Last month, President Barack Obama visited Japan, Malaysia and the Philippines, all of whom have territorial disputes with China. Obama called upon Beijing to resolve its claims without “coercion and intimidation” during a press conference in Manila.
Chinese officials dismissed the U.S. response.
Hua told reporters Thursday in Beijing that the U.S. has no right to make unwarranted remarks on China’s sovereign rights and that drilling is “normal and legal,” according to The Associated Press.
China’s relationship with the U.S. military in the Asia-Pacific region has proven rocky in recent years. Chinese ships surrounded the surveillance ship USNS Impeccable in 2009 when it operated in international waters about 75 miles from China’s coastline. For years afterward, Navy officials accused China of shadowing 7th Fleet ships and blocking their passage.
In 2010 and 2011, China canceled military-to-military exchanges with the U.S. following scheduled arms deals with Taiwan.
The military-to-military relationship has shown signs of improvement lately. China is participating in the U.S.- hosted, multinational RIMPAC exercise in Hawaii next month. Top Navy officials were also on hand in Qingdao last month to agree on rules of conduct in international waters. And last month, Defense Secretary Chuck Hagel became the first foreign official to tour China’s new aircraft carrier.
However, it’s a slow-moving relationship compared to the ties that some Southeast Asian nations are building with Washington. The Philippines recently signed an accord that will allow U.S. military use of Philippine bases for 10 years. Last month, Vietnam conducted its first at-sea search-and-rescue mission with the USS McCain. The two nations have also been engaging in exercises since 2010.
“The complexity of [Naval Engagement Activity] Vietnam has increased in a measured, incremental way since this engagement began,” said Lt. Cmdr. Clay Doss, a spokesman for Commander Task Force 73 in Singapore. “We look forward to making next year’s NEA more complex in ways that will enhance our ability to operate with confidence in the maritime domain.”

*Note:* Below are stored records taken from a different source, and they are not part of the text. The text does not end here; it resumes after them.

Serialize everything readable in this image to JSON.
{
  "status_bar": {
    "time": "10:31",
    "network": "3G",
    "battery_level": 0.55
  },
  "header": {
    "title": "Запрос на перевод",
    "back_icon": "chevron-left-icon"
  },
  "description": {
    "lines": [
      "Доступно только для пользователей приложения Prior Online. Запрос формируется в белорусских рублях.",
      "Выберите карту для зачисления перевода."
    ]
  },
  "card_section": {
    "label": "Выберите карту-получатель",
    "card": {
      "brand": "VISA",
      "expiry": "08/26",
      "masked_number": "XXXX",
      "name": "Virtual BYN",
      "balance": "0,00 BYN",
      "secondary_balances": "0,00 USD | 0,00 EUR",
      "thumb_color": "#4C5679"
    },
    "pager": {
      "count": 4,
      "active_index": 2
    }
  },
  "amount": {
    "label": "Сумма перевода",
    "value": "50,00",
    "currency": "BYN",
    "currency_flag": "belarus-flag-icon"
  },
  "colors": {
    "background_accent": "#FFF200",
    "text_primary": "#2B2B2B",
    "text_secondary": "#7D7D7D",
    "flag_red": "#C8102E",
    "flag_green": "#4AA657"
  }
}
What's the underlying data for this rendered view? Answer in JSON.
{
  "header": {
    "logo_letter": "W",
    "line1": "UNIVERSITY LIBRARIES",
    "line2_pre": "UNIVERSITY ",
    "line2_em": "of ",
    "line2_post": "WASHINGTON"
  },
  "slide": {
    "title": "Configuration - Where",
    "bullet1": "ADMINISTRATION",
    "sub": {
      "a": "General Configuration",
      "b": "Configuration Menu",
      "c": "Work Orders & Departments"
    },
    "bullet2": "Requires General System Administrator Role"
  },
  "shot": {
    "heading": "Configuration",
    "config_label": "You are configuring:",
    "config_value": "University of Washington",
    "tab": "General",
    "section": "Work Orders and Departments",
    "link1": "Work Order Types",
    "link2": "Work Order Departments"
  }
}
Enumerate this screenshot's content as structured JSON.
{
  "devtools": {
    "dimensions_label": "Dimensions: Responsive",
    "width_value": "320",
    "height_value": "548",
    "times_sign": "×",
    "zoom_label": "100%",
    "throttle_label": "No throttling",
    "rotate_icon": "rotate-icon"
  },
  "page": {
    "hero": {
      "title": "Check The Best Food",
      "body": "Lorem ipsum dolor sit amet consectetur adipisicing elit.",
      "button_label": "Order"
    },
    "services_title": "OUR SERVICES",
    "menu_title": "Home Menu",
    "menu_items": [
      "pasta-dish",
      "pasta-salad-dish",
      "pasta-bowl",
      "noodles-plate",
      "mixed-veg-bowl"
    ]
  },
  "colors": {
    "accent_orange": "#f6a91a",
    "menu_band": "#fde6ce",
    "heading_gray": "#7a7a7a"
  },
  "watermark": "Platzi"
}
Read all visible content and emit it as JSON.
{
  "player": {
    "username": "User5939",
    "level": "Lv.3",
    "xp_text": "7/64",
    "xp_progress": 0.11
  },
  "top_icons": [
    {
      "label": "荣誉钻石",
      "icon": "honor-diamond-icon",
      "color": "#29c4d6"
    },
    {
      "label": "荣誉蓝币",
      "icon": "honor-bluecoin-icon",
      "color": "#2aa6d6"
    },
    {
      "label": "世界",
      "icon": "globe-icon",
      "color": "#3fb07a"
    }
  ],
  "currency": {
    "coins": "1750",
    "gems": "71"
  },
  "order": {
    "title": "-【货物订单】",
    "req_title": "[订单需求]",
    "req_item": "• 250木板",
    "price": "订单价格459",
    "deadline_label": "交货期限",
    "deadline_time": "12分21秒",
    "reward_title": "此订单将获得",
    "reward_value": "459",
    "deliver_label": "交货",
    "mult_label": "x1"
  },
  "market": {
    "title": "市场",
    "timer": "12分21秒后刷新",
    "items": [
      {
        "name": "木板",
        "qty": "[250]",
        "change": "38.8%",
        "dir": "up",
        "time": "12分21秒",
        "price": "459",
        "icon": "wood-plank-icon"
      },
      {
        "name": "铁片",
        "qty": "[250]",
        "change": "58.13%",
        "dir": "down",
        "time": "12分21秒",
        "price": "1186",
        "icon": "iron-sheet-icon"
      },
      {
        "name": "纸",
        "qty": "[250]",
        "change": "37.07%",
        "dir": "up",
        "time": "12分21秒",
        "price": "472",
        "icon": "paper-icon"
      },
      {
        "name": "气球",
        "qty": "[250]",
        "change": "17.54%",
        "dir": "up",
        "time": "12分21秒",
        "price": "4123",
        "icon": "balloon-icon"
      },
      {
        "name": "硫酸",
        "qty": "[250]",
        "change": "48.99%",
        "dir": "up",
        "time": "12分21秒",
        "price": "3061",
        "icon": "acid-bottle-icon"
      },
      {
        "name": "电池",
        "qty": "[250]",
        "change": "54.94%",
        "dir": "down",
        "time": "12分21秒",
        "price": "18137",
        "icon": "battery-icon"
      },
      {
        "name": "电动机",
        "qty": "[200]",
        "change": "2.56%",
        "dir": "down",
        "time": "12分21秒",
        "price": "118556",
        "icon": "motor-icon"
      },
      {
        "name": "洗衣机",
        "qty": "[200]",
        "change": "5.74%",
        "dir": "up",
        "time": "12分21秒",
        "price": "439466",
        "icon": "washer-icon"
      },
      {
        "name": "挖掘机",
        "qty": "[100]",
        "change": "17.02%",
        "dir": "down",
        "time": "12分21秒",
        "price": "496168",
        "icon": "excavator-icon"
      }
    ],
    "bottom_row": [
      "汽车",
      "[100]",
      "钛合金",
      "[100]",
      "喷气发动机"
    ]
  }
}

It’s unlikely that Vietnam would move toward a Philippine-style agreement with the U.S. military forces, said Euan Graham, senior fellow with the Rajaratnum School of International Studies in Singapore.
However, “it would certainly add to the argument of those who would want to press for a closer relationship with the United States,” Graham said.
While the next moves in the China-Vietnam standoff are unpredictable, Graham notes that neither side wants to be the one that fires the first live round.
Both face unique pressures. Vietnam cannot accept oil drilling in what they perceive as their exclusive economic zone indefinitely; meanwhile, China is under pressure to deliver results for its deep water oil rig and unlikely to budge, Graham said.
“I think you don’t move a billion dollar rig into a drilling position and tow it out at the first sign of resistance,” Graham said.
Deploying it about 225 miles from its Hainan Island military bases may be the first step in wider deployments around the disputed sea, Graham added.